Even before the bill was released, critics expressed concerns over the rumored authority to allow 5,000 migrants into the country per day before enforcing expulsion measures. The bill text introduces a new “border emergency authority” to turn people away, which would become mandatory if the average number of migrants encountered reaches 4,000 per day across a seven-day period. The authority can be used for up to 270 days in the first year of implementation, gradually decreasing before expiring after three years.
However, critics like Rep. Andy Ogles, R-Tenn., argue, “The acceptable number of illegal aliens allowed into the U.S. should be zero.” They view the bill as a “slap in the face to Americans” and urge Republicans and Democrats alike not to support it.
Opposition from House Leadership

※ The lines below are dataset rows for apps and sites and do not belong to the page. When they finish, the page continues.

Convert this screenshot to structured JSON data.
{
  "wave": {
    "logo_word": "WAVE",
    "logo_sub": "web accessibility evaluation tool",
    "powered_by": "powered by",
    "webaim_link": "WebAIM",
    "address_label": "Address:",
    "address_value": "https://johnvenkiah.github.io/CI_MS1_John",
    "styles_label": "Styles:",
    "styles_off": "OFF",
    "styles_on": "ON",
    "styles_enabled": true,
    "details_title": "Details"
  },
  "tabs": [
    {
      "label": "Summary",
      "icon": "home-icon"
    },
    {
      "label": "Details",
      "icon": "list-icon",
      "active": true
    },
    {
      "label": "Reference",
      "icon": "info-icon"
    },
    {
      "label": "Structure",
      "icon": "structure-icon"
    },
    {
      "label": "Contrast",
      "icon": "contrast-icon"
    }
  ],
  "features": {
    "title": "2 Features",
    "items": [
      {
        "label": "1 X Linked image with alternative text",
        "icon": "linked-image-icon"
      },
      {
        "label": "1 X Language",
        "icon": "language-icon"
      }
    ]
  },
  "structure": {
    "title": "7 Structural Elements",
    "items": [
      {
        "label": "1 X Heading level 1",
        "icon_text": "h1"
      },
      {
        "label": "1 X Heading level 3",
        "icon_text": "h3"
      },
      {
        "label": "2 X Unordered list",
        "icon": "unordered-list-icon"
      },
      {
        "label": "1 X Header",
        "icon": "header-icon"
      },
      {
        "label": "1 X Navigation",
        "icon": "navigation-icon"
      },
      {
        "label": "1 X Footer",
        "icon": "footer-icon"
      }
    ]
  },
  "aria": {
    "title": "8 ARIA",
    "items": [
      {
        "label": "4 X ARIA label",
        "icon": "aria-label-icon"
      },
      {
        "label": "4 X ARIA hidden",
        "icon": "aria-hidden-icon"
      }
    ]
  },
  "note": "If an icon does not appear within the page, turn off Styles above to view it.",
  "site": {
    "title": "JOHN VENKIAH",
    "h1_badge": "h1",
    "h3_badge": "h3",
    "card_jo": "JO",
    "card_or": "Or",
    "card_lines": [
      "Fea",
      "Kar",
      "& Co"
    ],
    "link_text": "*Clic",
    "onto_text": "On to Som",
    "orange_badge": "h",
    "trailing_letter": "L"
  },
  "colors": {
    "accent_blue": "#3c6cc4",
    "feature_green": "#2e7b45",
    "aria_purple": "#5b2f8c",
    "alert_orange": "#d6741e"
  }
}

In addition to GOP hardliners, House Speaker Mike Johnson, R-La., and Majority Leader Steve Scalise, R-La., have vowed not to bring the bill to a House vote. GOP Conference Policy Chair Gary Palmer, R-Ala., wrote, “This poor excuse for a border security bill will continue to incentivize illegal crossings and will not have my support.”
Debate over Bill’s Intentions
Amidst the controversy, Sen. James Lankford, R-Okla., the lead negotiator for Senate Republicans, emphasized that the notion that 5,000 people were “coming into the country” each day is “absurd and untrue.” He clarified that the emergency authority is designed to close the border and turn 5,000 people around, not to let them in.
The proposed immigration bill remains a highly contentious issue, with Republicans expressing their reservations and urging for stronger border security measures. The future of the bill remains uncertain as opposition intensifies both within and outside the GOP.